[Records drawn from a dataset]

== Segment start ==

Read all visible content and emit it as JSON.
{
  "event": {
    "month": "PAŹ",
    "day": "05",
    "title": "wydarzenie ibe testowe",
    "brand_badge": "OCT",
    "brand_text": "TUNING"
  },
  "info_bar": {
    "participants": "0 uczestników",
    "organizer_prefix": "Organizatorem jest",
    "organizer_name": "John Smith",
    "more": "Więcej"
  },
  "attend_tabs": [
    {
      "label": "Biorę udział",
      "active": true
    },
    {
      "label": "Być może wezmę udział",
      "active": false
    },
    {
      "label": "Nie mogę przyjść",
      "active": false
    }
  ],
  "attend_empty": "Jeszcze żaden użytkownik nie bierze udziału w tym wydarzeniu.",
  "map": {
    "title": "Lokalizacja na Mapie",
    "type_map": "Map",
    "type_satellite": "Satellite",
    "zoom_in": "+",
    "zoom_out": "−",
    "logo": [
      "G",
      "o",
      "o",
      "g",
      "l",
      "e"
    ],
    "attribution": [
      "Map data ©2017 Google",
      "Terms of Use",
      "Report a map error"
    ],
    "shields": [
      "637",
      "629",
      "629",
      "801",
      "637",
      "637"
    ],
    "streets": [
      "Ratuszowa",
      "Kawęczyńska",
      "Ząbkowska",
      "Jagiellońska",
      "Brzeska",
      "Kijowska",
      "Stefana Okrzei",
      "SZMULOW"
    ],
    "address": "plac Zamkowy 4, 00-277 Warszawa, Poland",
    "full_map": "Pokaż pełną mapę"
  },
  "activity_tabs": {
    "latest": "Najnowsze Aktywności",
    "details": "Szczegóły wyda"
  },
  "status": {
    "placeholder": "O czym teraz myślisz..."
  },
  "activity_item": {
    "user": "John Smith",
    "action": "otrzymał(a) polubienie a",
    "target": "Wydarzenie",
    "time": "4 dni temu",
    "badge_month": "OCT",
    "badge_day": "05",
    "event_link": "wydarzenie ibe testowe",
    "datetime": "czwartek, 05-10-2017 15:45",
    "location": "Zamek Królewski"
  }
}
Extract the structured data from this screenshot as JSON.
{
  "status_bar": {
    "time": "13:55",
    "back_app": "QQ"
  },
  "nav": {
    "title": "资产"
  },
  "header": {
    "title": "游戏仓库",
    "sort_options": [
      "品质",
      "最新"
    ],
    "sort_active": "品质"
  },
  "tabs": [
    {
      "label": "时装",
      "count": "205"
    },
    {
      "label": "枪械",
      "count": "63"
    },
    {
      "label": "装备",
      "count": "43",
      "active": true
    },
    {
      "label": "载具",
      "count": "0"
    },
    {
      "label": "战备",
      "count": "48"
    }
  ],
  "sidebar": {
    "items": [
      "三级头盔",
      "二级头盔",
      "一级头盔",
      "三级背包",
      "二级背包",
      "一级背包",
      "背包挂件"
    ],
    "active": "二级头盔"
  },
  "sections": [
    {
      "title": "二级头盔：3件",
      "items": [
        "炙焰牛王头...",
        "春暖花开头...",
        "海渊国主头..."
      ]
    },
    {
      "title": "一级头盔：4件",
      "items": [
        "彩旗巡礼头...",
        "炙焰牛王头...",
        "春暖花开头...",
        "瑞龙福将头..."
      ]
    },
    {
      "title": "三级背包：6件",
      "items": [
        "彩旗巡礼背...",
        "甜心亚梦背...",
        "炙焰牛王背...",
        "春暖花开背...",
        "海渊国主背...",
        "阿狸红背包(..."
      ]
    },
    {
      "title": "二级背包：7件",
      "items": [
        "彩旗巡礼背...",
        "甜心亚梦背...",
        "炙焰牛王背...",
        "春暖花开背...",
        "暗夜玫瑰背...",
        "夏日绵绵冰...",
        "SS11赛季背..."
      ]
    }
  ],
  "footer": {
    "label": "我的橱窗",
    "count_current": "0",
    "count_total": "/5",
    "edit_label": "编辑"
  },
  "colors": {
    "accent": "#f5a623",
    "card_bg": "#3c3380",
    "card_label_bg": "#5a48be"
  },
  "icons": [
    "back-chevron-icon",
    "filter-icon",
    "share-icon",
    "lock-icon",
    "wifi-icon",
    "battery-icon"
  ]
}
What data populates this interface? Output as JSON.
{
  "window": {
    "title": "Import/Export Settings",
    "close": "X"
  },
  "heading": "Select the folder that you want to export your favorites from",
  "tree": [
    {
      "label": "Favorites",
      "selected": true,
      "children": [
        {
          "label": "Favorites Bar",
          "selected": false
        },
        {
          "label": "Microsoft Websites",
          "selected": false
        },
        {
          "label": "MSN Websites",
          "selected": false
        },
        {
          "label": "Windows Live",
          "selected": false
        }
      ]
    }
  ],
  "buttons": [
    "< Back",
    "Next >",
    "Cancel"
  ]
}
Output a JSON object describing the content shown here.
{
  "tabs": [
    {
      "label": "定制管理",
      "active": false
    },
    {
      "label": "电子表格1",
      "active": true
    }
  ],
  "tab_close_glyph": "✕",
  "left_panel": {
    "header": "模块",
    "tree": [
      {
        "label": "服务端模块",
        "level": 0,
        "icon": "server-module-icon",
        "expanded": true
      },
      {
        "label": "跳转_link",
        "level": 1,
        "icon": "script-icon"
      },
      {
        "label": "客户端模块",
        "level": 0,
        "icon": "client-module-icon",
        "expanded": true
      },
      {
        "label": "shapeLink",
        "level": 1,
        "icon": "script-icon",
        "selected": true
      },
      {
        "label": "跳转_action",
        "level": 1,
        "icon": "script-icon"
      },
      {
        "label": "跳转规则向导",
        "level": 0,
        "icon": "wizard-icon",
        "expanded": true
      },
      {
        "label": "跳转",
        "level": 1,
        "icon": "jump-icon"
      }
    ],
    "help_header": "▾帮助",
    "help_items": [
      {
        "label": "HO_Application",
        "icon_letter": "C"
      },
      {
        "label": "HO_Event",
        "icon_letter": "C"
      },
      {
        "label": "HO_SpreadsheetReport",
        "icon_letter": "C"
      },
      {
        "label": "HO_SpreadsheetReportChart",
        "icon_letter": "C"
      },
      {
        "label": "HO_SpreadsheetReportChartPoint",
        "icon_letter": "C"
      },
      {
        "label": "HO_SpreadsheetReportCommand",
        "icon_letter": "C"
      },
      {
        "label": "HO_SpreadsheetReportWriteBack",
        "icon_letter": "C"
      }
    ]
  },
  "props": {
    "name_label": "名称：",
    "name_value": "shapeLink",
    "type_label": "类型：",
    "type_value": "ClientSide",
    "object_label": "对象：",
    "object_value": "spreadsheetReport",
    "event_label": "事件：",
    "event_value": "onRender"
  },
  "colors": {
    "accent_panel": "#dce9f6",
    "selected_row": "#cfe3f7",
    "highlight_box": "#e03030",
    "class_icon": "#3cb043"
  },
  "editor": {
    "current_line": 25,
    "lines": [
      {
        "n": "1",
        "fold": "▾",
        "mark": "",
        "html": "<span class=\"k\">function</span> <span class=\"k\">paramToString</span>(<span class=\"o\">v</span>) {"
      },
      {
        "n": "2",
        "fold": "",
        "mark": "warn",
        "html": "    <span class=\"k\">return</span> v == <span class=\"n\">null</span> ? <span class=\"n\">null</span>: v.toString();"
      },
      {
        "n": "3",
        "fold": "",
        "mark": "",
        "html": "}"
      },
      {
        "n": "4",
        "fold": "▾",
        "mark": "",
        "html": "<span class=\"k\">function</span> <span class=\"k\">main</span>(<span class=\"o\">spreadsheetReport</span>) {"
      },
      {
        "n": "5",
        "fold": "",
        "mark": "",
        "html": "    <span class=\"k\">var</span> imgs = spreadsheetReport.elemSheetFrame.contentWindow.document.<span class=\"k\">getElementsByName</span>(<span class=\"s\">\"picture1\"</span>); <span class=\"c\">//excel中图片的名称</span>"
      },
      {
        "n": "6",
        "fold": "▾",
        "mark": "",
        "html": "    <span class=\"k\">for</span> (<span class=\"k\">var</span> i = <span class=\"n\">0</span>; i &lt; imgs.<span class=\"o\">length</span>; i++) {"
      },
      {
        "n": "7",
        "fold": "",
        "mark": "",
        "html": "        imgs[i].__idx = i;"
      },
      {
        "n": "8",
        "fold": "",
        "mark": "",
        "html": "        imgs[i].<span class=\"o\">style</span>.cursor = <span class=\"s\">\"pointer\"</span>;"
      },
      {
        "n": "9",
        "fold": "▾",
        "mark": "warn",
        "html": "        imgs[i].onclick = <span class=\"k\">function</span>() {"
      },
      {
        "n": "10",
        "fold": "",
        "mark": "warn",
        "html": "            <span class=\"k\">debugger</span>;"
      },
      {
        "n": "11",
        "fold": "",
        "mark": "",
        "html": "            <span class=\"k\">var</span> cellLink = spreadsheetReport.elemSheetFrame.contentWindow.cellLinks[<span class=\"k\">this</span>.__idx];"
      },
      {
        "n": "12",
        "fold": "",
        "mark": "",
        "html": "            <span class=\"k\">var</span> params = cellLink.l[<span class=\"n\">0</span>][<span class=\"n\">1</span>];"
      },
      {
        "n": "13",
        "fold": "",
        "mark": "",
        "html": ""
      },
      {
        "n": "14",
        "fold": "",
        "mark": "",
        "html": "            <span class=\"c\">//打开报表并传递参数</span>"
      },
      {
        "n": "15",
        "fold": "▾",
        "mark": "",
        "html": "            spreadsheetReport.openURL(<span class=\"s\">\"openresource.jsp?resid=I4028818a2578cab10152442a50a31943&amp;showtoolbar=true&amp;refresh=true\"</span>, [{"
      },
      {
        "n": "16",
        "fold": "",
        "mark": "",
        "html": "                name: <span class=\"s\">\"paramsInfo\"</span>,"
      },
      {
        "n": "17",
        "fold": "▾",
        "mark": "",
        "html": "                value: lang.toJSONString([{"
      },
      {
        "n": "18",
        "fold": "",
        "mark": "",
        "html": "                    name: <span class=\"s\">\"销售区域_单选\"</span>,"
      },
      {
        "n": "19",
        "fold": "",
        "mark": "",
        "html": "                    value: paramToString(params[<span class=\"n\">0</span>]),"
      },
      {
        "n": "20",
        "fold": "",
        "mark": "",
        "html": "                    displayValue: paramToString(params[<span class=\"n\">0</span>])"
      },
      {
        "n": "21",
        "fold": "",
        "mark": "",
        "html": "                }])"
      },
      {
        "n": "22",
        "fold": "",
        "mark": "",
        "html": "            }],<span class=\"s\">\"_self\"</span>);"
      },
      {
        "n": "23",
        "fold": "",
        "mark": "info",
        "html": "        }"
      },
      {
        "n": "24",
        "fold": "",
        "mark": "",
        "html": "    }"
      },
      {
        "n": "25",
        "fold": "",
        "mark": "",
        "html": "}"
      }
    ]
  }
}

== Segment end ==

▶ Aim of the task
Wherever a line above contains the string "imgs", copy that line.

▶ Response below
        "html": "    <span class=\"k\">var</span> imgs = spreadsheetReport.elemSheetFrame.contentWindow.document.<span class=\"k\">getElementsByName</span>(<span class=\"s\">\"picture1\"</span>); <span class=\"c\">//excel中图片的名称</span>"
        "html": "    <span class=\"k\">for</span> (<span class=\"k\">var</span> i = <span class=\"n\">0</span>; i &lt; imgs.<span class=\"o\">length</span>; i++) {"
        "html": "        imgs[i].__idx = i;"
        "html": "        imgs[i].<span class=\"o\">style</span>.cursor = <span class=\"s\">\"pointer\"</span>;"
        "html": "        imgs[i].onclick = <span class=\"k\">function</span>() {"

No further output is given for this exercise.